“Do I have an interest in sex?” Eva Green smirks and for a brief moment GQ.com is entranced by the smoky-eyed glare that snared Bond himself. The austere atmosphere of our surroundings – a businesslike board room of London’s Mayfair hotel – doesn’t ease the tension. Then we politely correct her. “Oh… insects!” she says dissolving into a giggle, “I thought you asked that very seriously.” Despite her public image as a Gallic enchantress, earned through films like The Dreamers, Camelot and of course as Vesper in Casino Royale, Eva Green is in reality a well-read enthusiast with an amateur passion for entomology. Here to discuss her latest role is as a virus-fighting scientist in Perfect Sense, we sat down with Green to discuss restaurant advice, dating tips and buying beetles for Tim Burton.
What attracts you to a small independent film like this?
A film can be big, or small, I have to just fall in love with it. To connect with the character, the script, and the director. Sometimes they say to you “You should do that for your career, it’s a big thing, people will go and see it” but I wouldn’t be able to, because my heart wouldn’t be in it. I would drive people quite mad.
What do people get wrong about Ewan McGregor?
He is obsessed by his motorbikes, but he’s not very macho – he’s the opposite! That’s the great thing about him. He has a very strong feminine side. I don’t mean camp or anything like that, but he understands women very well. Sometimes with big movie stars they play a character and they’re very paranoid, but he’s not afraid to show his emotions. For me those are the real men.
What restaurant would you recommend?
St John Bread & Wine in Commercial Street, opposite Spitalfields Market. I go there every week. I love it, it’s very special. You can eat Ox heart, beautiful vegetables, great English desserts. It’s all about the ingredients. Not nouvelle cuisine, just very real, beautiful food.
How should a man dress to impress you?
The worst is when men try too hard, because it’s not very masculine. Your outfit has to look like “Oh, I just grabbed that.” Not too calculated. Jeans, a t-shirt: the simpler the better.
What scent should a man wear?
I’m not really keen on men wearing perfumes. It’s just a bit wrong! I don’t find it sexy. I prefer essential oils – patchouli is nice.
Your next film is Tim Burton’s Dark Shadows with Johnny Depp.
We’ve just finished filming it. Oh, it was wonderful. I mean not “blah blah blah bull****, but they were really the kindest group of people I’ve ever worked with.

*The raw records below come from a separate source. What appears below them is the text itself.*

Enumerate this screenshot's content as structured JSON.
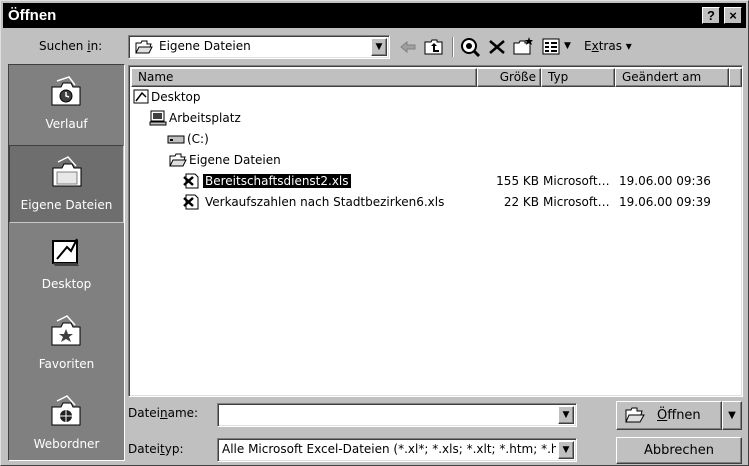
{
  "title": "Öffnen",
  "title_buttons": {
    "help": "?",
    "close": "×"
  },
  "toolbar": {
    "lookin_label_pre": "Suchen ",
    "lookin_label_key": "i",
    "lookin_label_post": "n:",
    "lookin_value": "Eigene Dateien",
    "extras_pre": "E",
    "extras_key": "x",
    "extras_post": "tras",
    "extras_arrow": "▾"
  },
  "places": [
    {
      "label": "Verlauf",
      "icon": "history-folder-icon"
    },
    {
      "label": "Eigene Dateien",
      "icon": "my-documents-folder-icon"
    },
    {
      "label": "Desktop",
      "icon": "desktop-icon"
    },
    {
      "label": "Favoriten",
      "icon": "favorites-folder-icon"
    },
    {
      "label": "Webordner",
      "icon": "web-folders-icon"
    }
  ],
  "columns": {
    "name": "Name",
    "size": "Größe",
    "type": "Typ",
    "modified": "Geändert am"
  },
  "tree": [
    {
      "name": "Desktop",
      "icon": "desktop-icon"
    },
    {
      "name": "Arbeitsplatz",
      "icon": "computer-icon"
    },
    {
      "name": "(C:)",
      "icon": "drive-icon"
    },
    {
      "name": "Eigene Dateien",
      "icon": "open-folder-icon"
    }
  ],
  "files": [
    {
      "name": "Bereitschaftsdienst2.xls",
      "size": "155 KB",
      "type": "Microsoft…",
      "modified": "19.06.00 09:36",
      "selected": true
    },
    {
      "name": "Verkaufszahlen nach Stadtbezirken6.xls",
      "size": "22 KB",
      "type": "Microsoft…",
      "modified": "19.06.00 09:39",
      "selected": false
    }
  ],
  "filename": {
    "label_pre": "Datei",
    "label_key": "n",
    "label_post": "ame:",
    "value": ""
  },
  "filetype": {
    "label_pre": "Datei",
    "label_key": "t",
    "label_post": "yp:",
    "value": "Alle Microsoft Excel-Dateien (*.xl*; *.xls; *.xlt; *.htm; *.ht"
  },
  "buttons": {
    "open_key": "Ö",
    "open_rest": "ffnen",
    "cancel": "Abbrechen"
  },
  "colors": {
    "title_bg": "#000000",
    "face": "#c0c0c0",
    "places_bg": "#808080",
    "selection": "#000000"
  }
}
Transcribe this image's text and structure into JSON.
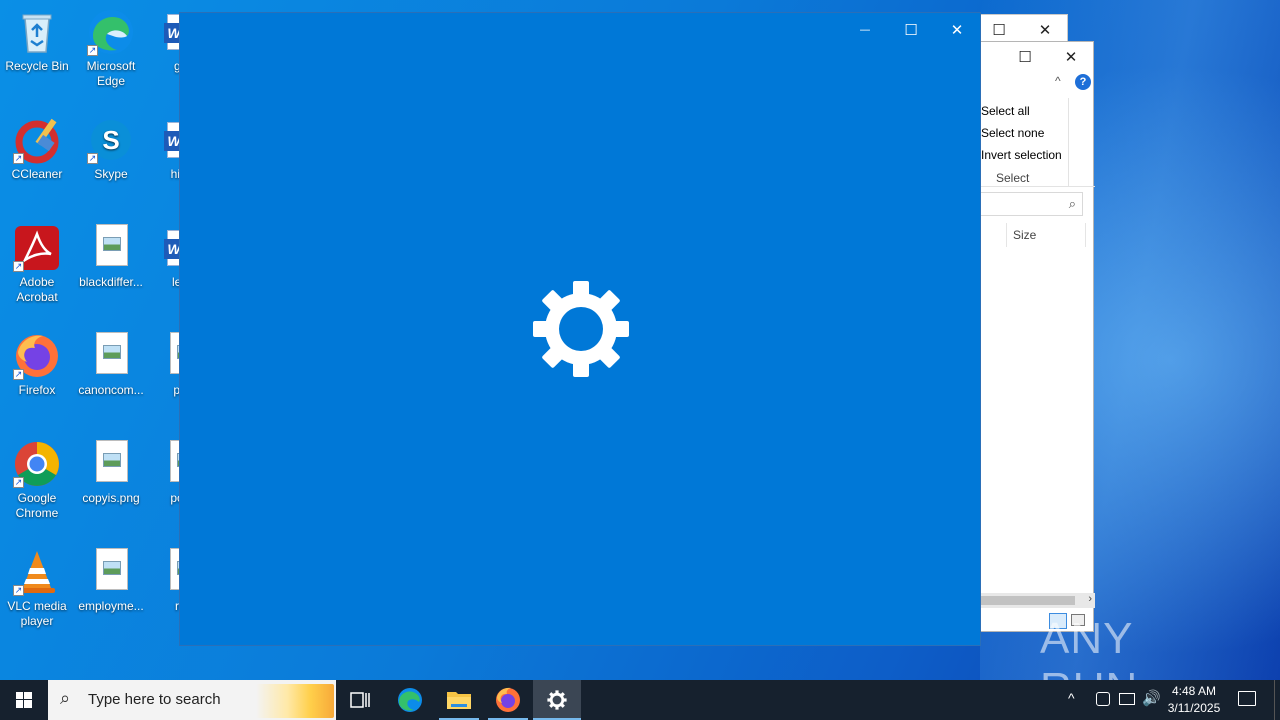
{
  "desktop": {
    "icons": [
      {
        "label": "Recycle Bin",
        "icon": "recycle-bin-icon"
      },
      {
        "label": "Microsoft Edge",
        "icon": "edge-icon"
      },
      {
        "label": "gifts",
        "icon": "word-doc-icon"
      },
      {
        "label": "CCleaner",
        "icon": "ccleaner-icon"
      },
      {
        "label": "Skype",
        "icon": "skype-icon"
      },
      {
        "label": "hitsfo",
        "icon": "word-doc-icon"
      },
      {
        "label": "Adobe Acrobat",
        "icon": "acrobat-icon"
      },
      {
        "label": "blackdiffer...",
        "icon": "image-file-icon"
      },
      {
        "label": "leath",
        "icon": "word-doc-icon"
      },
      {
        "label": "Firefox",
        "icon": "firefox-icon"
      },
      {
        "label": "canoncom...",
        "icon": "image-file-icon"
      },
      {
        "label": "parti",
        "icon": "image-file-icon"
      },
      {
        "label": "Google Chrome",
        "icon": "chrome-icon"
      },
      {
        "label": "copyis.png",
        "icon": "image-file-icon"
      },
      {
        "label": "poste",
        "icon": "image-file-icon"
      },
      {
        "label": "VLC media player",
        "icon": "vlc-icon"
      },
      {
        "label": "employme...",
        "icon": "image-file-icon"
      },
      {
        "label": "regi",
        "icon": "image-file-icon"
      }
    ]
  },
  "explorer_back": {
    "ribbon": {
      "select_all": "Select all",
      "select_none": "Select none",
      "invert_selection": "Invert selection",
      "group_label": "Select"
    },
    "column_size": "Size",
    "help_glyph": "?"
  },
  "settings_window": {
    "minimize_glyph": "—",
    "maximize_glyph": "☐",
    "close_glyph": "✕",
    "splash_icon": "gear-icon",
    "background": "#0078d7"
  },
  "taskbar": {
    "search_placeholder": "Type here to search",
    "time": "4:48 AM",
    "date": "3/11/2025",
    "pinned": [
      "task-view-icon",
      "edge-icon",
      "file-explorer-icon",
      "firefox-icon",
      "settings-icon"
    ]
  },
  "watermark": {
    "text": "ANY RUN"
  }
}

What do you and Johnny have in common?
Johnny loves insects too. He also loves skulls – it’s a good luck thing. Sometimes people see that as something a bit morbid but I’ve always liked skulls and insects. When I go to New York I always go to this amazing shop called The Evolution Store in SoHo, where they have weird stuff and beautiful insects. For Tim Burton’s birthday I gave him a rainbow beetle. He loved it!
What was the last great book you read?
Johnny gave me the most amazing present: Les Fleurs Du Mal by Charles Baudelaire. It’s full of amazing sketches and such beautiful words. Baudelaire was a true artist, and very gifted.
You are friends with John Galliano. Is fashion duller without the likes of him and Alexander McQueen?
To me Jean Paul Gaultier is very brave and mad – but in a nice very theatrical way. People are ruthless in the crazy fashion world, but Galliano will come back, people make mistakes. He’s too talented and he’s a very kind person, so it will be forgotten.
Were you upset that Camelot wasn’t picked up for a second series?
I have to say TV is very hard. It was a very intense shoot and very quick. We had the scripts just a few days before and I like to practice, so it was hard for me. The good thing was I had a very close relationship with the writer, so we built the character together and I loved Morgan. She was very ballsy, very cool, but vulnerable, so not completely evil. You know it was quite successful in America, but it just didn’t happen.
Finally, what do people get wrong about you?
That I’m cold, distant, or that dark femme fatale. Magazines like to put me in that box, because I like doing photoshoots using a lot of a makeup or something. But in reality I’m a blonde!